The Chalcolithic Mines of Timna
The Arava desert is a brutal place. Temperatures soar to beyond 110 degrees in the summer, water is scarce and shade scarcer. But of the brutal corners of this remotest of Israel's deserts, one of the harshest spots is the red sandstone valley known as Timna. Here you stand before what appears to be a big pit. If you climb in, however, you'll see more than just a big hole in the ground. It is, in fact, a collection of holes all connected by a network of primitively carved tunnels.
Human beings did this 6,000 years ago, before the dawn of cities, written language or metals. There was no bronze, no iron, no tin. It was still, essentially the stone age; the final stone age, technically known as the Chalcolithic (or “copper-rock”) Period. Somehow, from these simple craters, a thing that was to change history sprang forth. One can never know what prompted these early industrial pioneers to start digging for copper ore, a metal that melts at 2,000 degrees Fahrenheit, but one can spin a yarn of sorts. Allow me.

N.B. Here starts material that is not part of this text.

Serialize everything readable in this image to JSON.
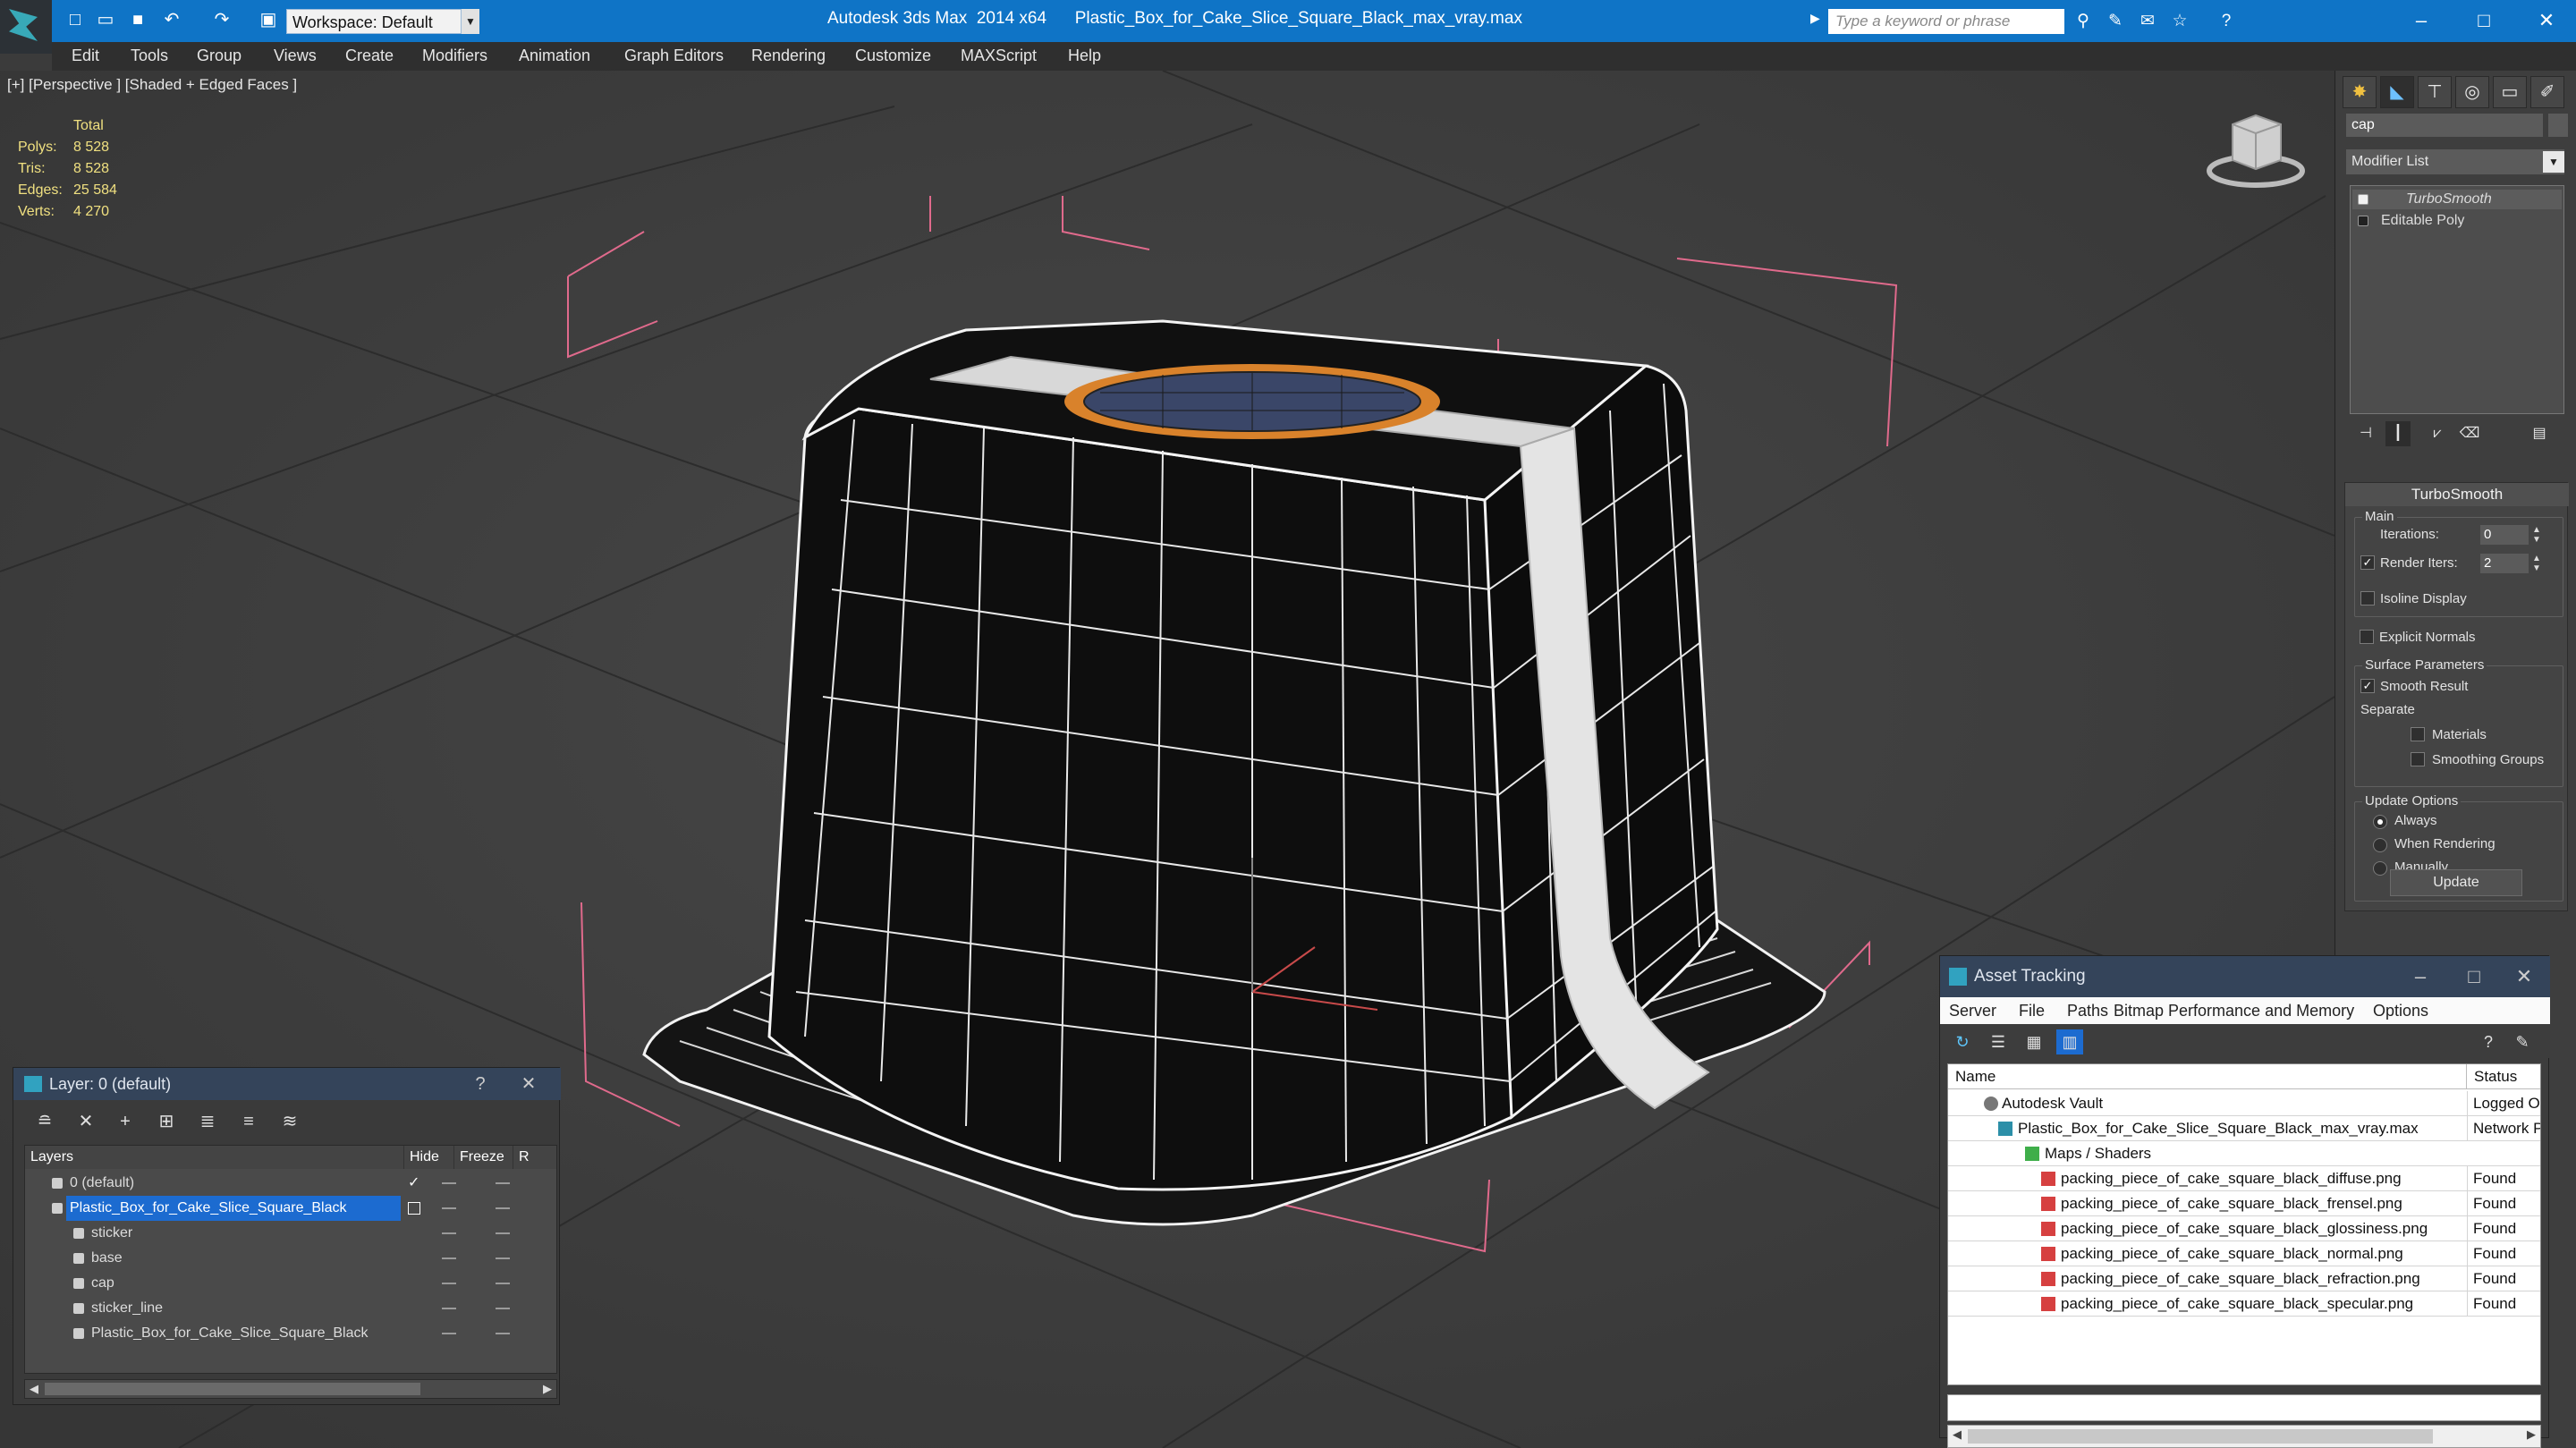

A simple nomadic clan with very little to show for itself discovers that these little green rocks (sandstone-based copper ore) are a bit of fun. If, for example, you mix the stuff with water, you can paint green marks on your body. If after a successful hunt, you're sitting around the fire gnawing on ibex meat and you want to give the kids a giggle, you can throw the rocks into the fire to make delightful green sparks. Then, several generations later, on a night when the fire is particularly hot, someone notices that if these pieces of sandstone melt, they turn to glass (You haven't forgotten that melted sand becomes glass, have you?). Now there's a commodity. Collect them, see how they sparkle, trade them with other clans. In fact, if you can't find enough lying about, dig a hole and look for them underground. And then, and this may have taken many generations, one day, when for some unknown reason, the fire is unreasonably huge, it is discovered that under ideal conditions, something comes out of the fire that's totally different than what went in. Pure copper. It can be shaped, it can be worked, it can be turned into items of value: Weapons, tools and ritual objects.
Weapons, tools and ritual objects. It sounds like such an innocent and clinical list, but in this simple way, we took one more step towards civilization. For it is these three essentials that set us apart from the rest of the creatures of the earth. Predators hunt, but they do so with tooth and claw, not with weapons. Some animals may briefly change their environment, but they do so without the aid of hammer or chisel. And perhaps most important of all, only human beings seek their maker by imitating the act of creation.
The earliest professions are enumerated in the fourth chapter of Genesis in an uncanny replay of human development. First came Cain, the farmer and Abel, the shepherd, followed by Jubal the artist, and finally Tubal Cain, “the forger of every cutting instrument of copper and iron.” Timna is the land of Tubal Cain.
Here in these holes, beneath the scorching sun, at the foot of stunning 2,000 foot high cliffs of red sandstone, our ancestors began their inexorable march towards the thing that we call technology. They became artisans.